WHAT TO PRODUCE: Apart from the pictures, write out all the records exactly.

[Website and app data records]
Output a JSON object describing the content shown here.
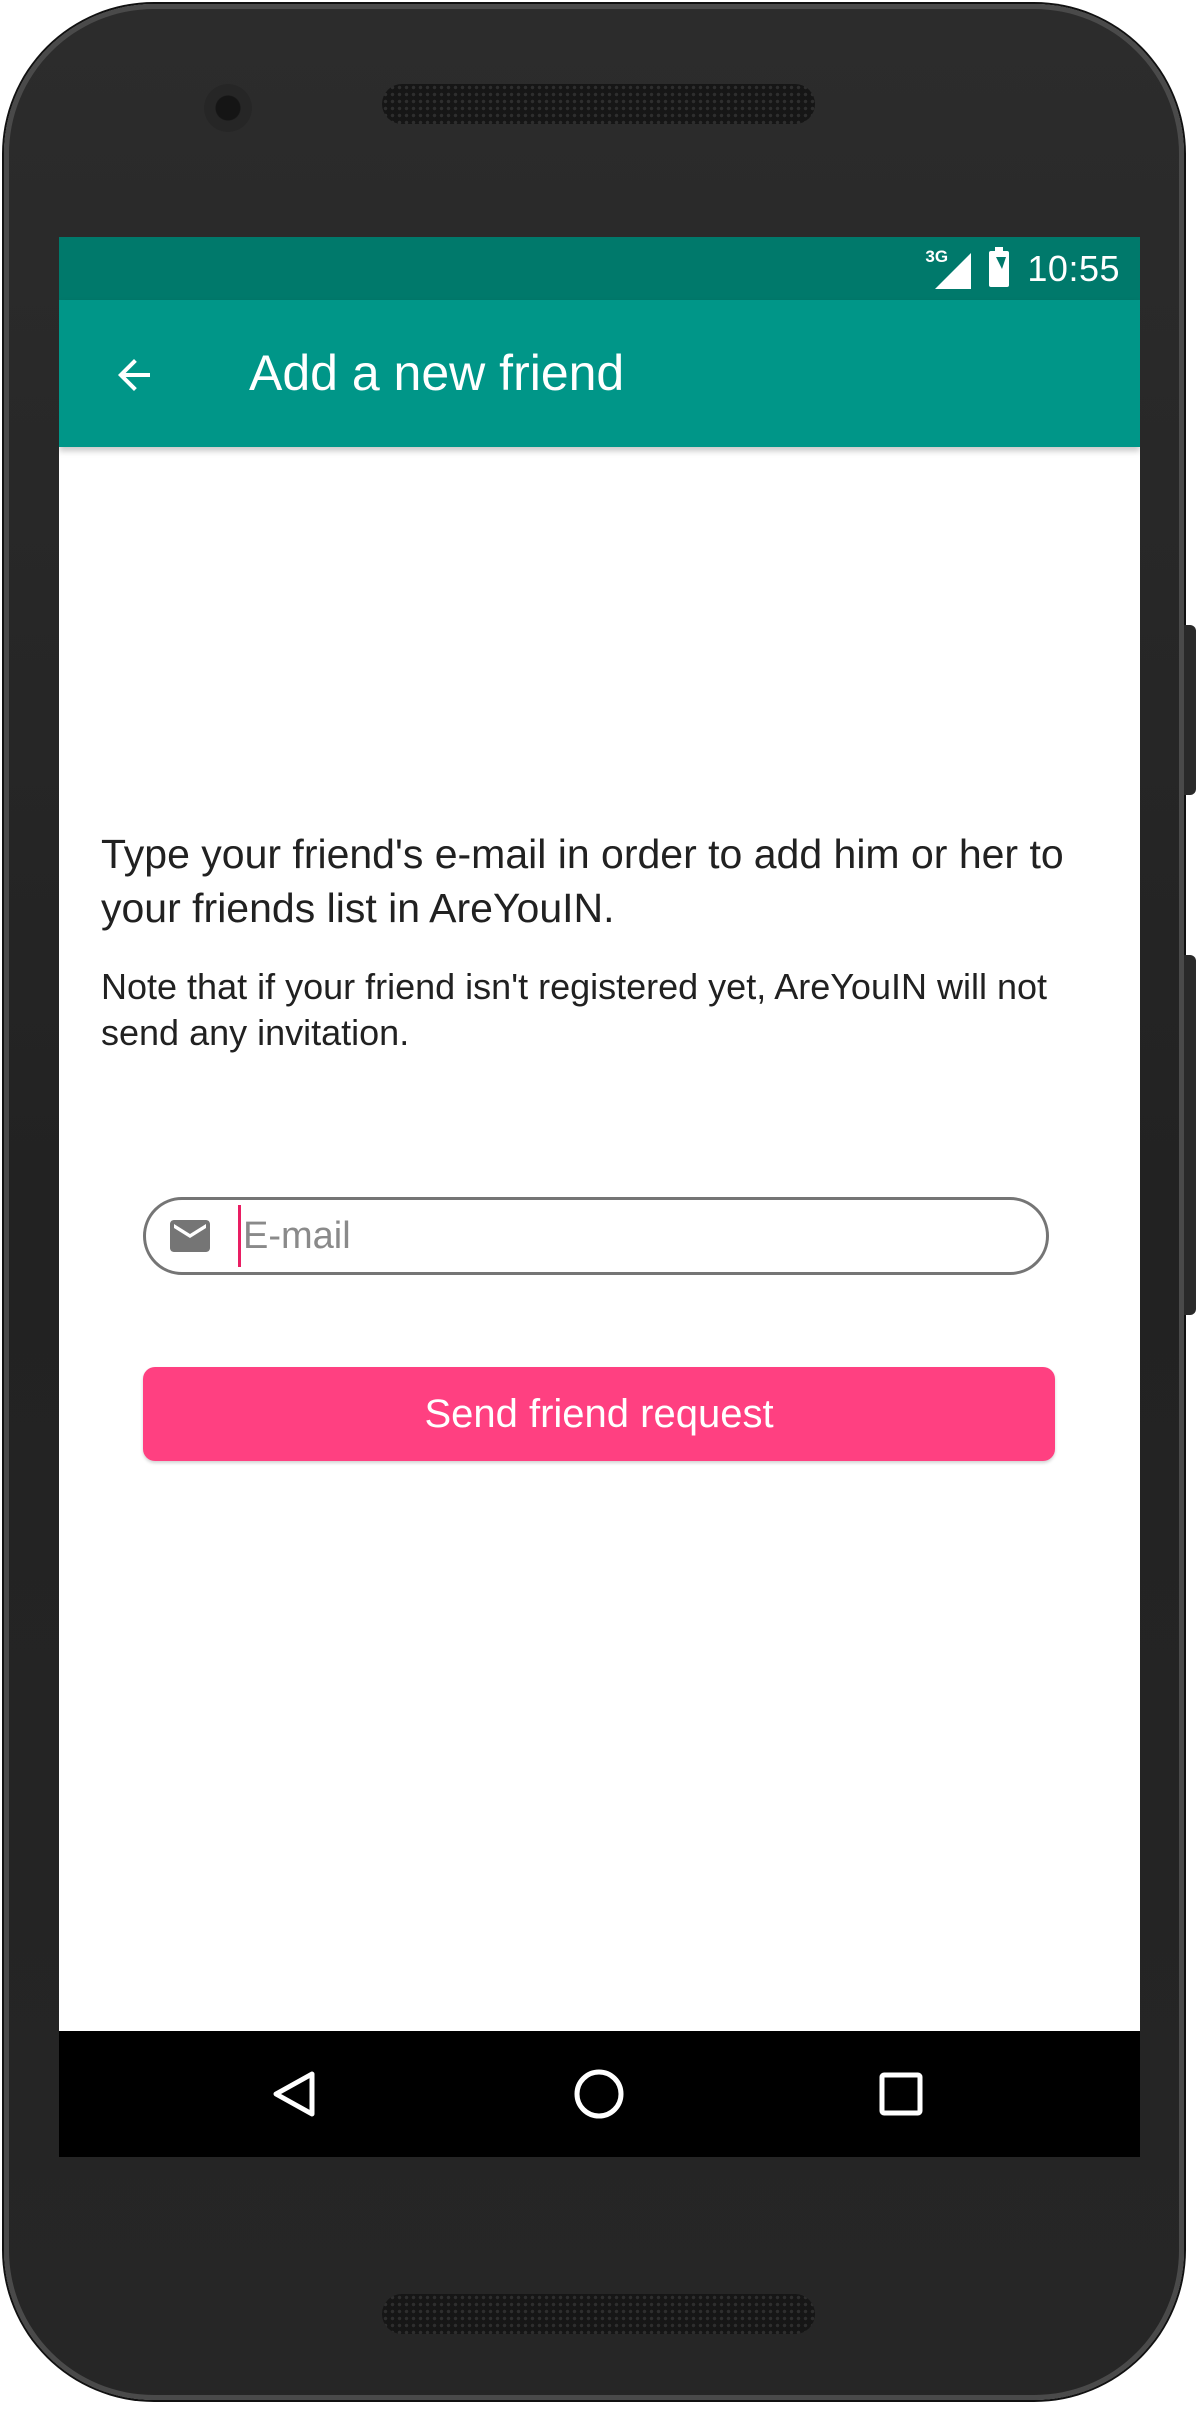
{
  "status_bar": {
    "network_type": "3G",
    "signal_icon": "cellular-signal-icon",
    "battery_icon": "battery-charging-icon",
    "time": "10:55"
  },
  "app_bar": {
    "back_icon": "arrow-left-icon",
    "title": "Add a new friend"
  },
  "content": {
    "intro_text": "Type your friend's e-mail in order to add him or her to your friends list in AreYouIN.",
    "note_text": "Note that if your friend isn't registered yet, AreYouIN will not send any invitation.",
    "email_field": {
      "icon": "envelope-icon",
      "value": "",
      "placeholder": "E-mail"
    },
    "send_button_label": "Send friend request"
  },
  "nav_bar": {
    "back_icon": "triangle-back-icon",
    "home_icon": "circle-home-icon",
    "recents_icon": "square-recents-icon"
  },
  "colors": {
    "status_bar": "#00796b",
    "app_bar": "#009688",
    "accent": "#ff4081",
    "cursor": "#e91e63",
    "text_primary": "#212121",
    "field_border": "#757575",
    "nav_bar": "#000000"
  }
}
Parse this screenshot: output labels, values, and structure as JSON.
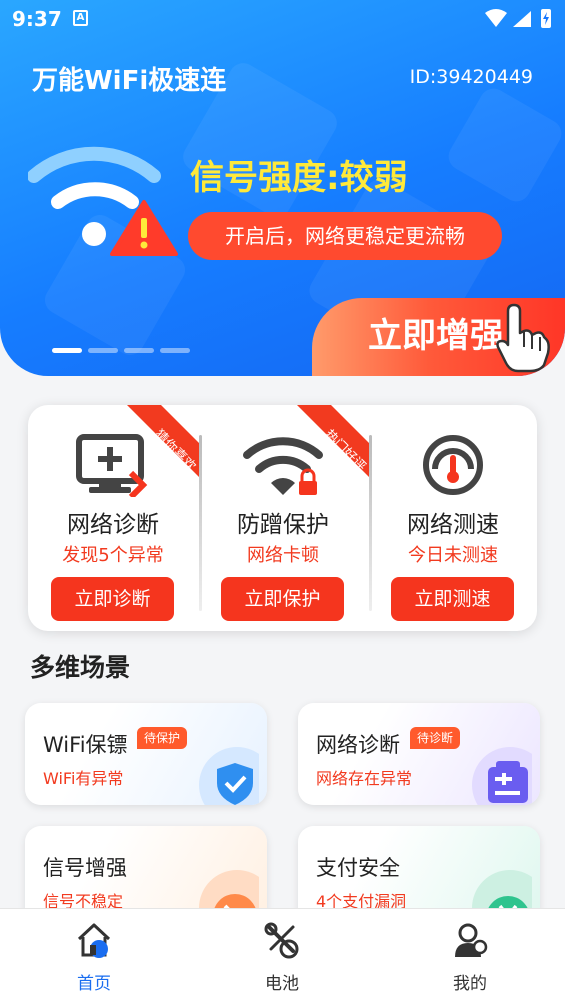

ANSWER AREA:
Output a JSON object describing the content shown here.
{
  "status_bar": {
    "network_type": "3G",
    "signal_icon": "cellular-signal-icon",
    "battery_icon": "battery-charging-icon",
    "time": "10:55"
  },
  "app_bar": {
    "back_icon": "arrow-left-icon",
    "title": "Add a new friend"
  },
  "content": {
    "intro_text": "Type your friend's e-mail in order to add him or her to your friends list in AreYouIN.",
    "note_text": "Note that if your friend isn't registered yet, AreYouIN will not send any invitation.",
    "email_field": {
      "icon": "envelope-icon",
      "value": "",
      "placeholder": "E-mail"
    },
    "send_button_label": "Send friend request"
  },
  "nav_bar": {
    "back_icon": "triangle-back-icon",
    "home_icon": "circle-home-icon",
    "recents_icon": "square-recents-icon"
  },
  "colors": {
    "status_bar": "#00796b",
    "app_bar": "#009688",
    "accent": "#ff4081",
    "cursor": "#e91e63",
    "text_primary": "#212121",
    "field_border": "#757575",
    "nav_bar": "#000000"
  }
}
Parse this screenshot: output labels, values, and structure as JSON.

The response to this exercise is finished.